One of my more oppressed female colleagues described to me a recent meeting in which she and 4 male faculty met to discuss possible changes to a course that has long been taught in a particular way. She had some new ideas for the course, but all of her ideas were ignored or dismissed except when one senior faculty member stepped in to support her. Then her ideas were taken more seriously.
I and many others have written about this phenomenon at length -- that is, the mysterious power that men have to make a statement seem creative, reasonable, interesting, doable, when the same statement from a woman is ignored or squelched.

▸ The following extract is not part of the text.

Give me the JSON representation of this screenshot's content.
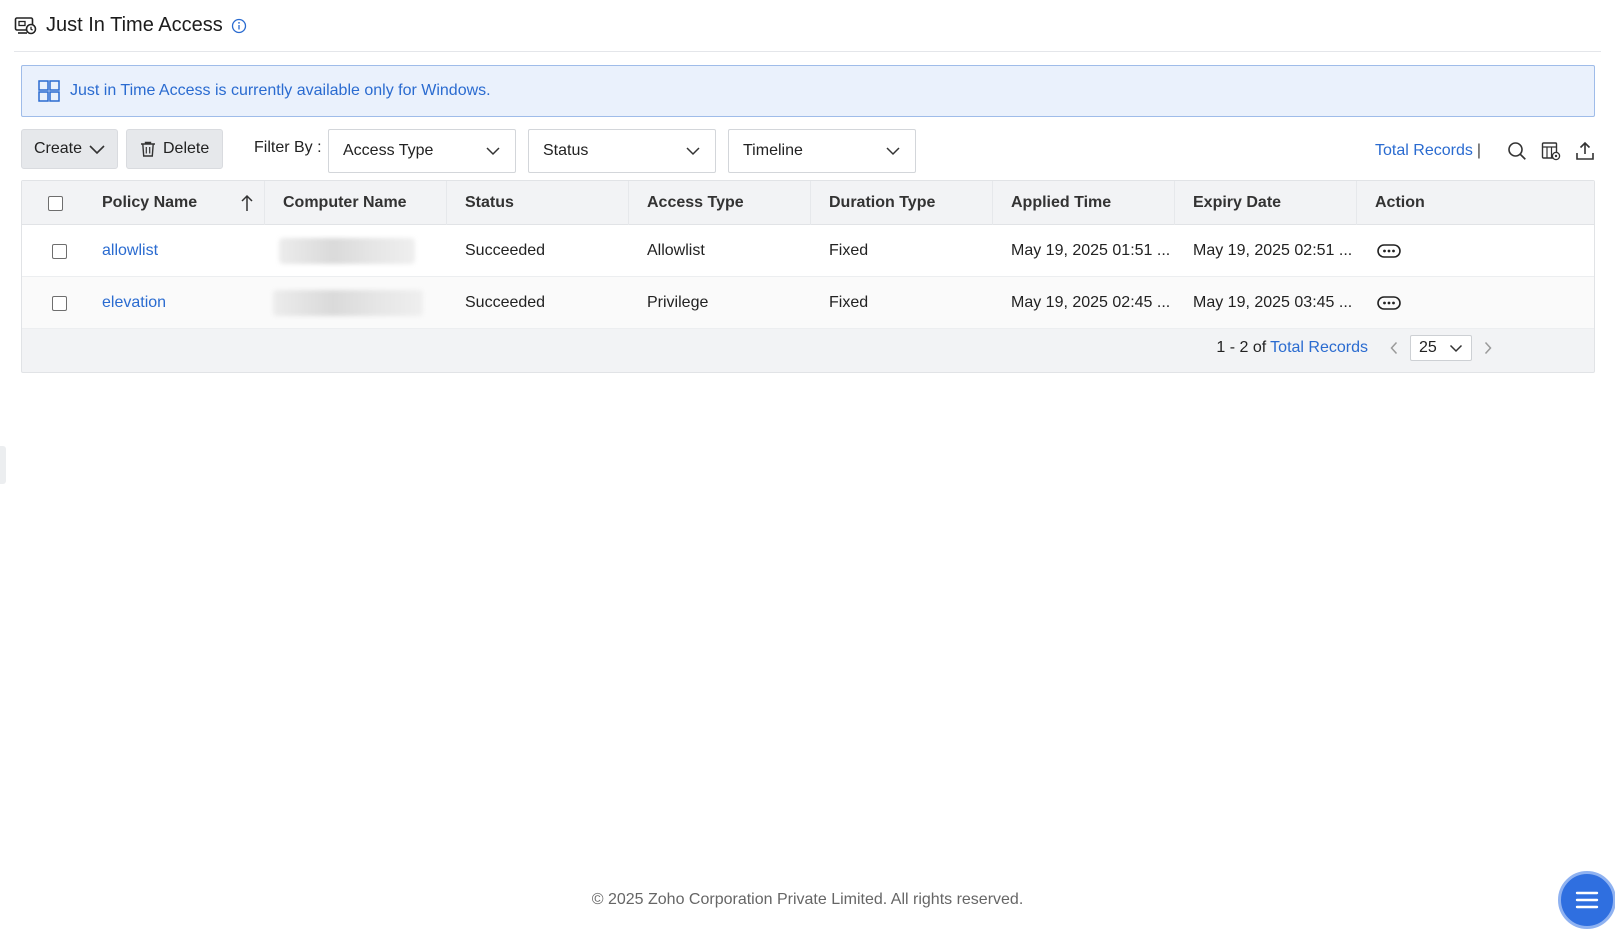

This latest example made me wonder whether the senior faculty member who acted as the female professor's advocate was sort of like a gender sensitivity 'training wheel' for the other men or whether they will never really hear what women are saying in meetings or other professional settings. That is, if a female professor has an advocate who supports her ideas again and again during committee meetings, will that committee eventually be able to listen, even when the training wheel is removed and the ideas are expressed by a higher pitched voice? Or will these men always need an oracular senior male to pronounce what is worthy of serious consideration?
10 years ago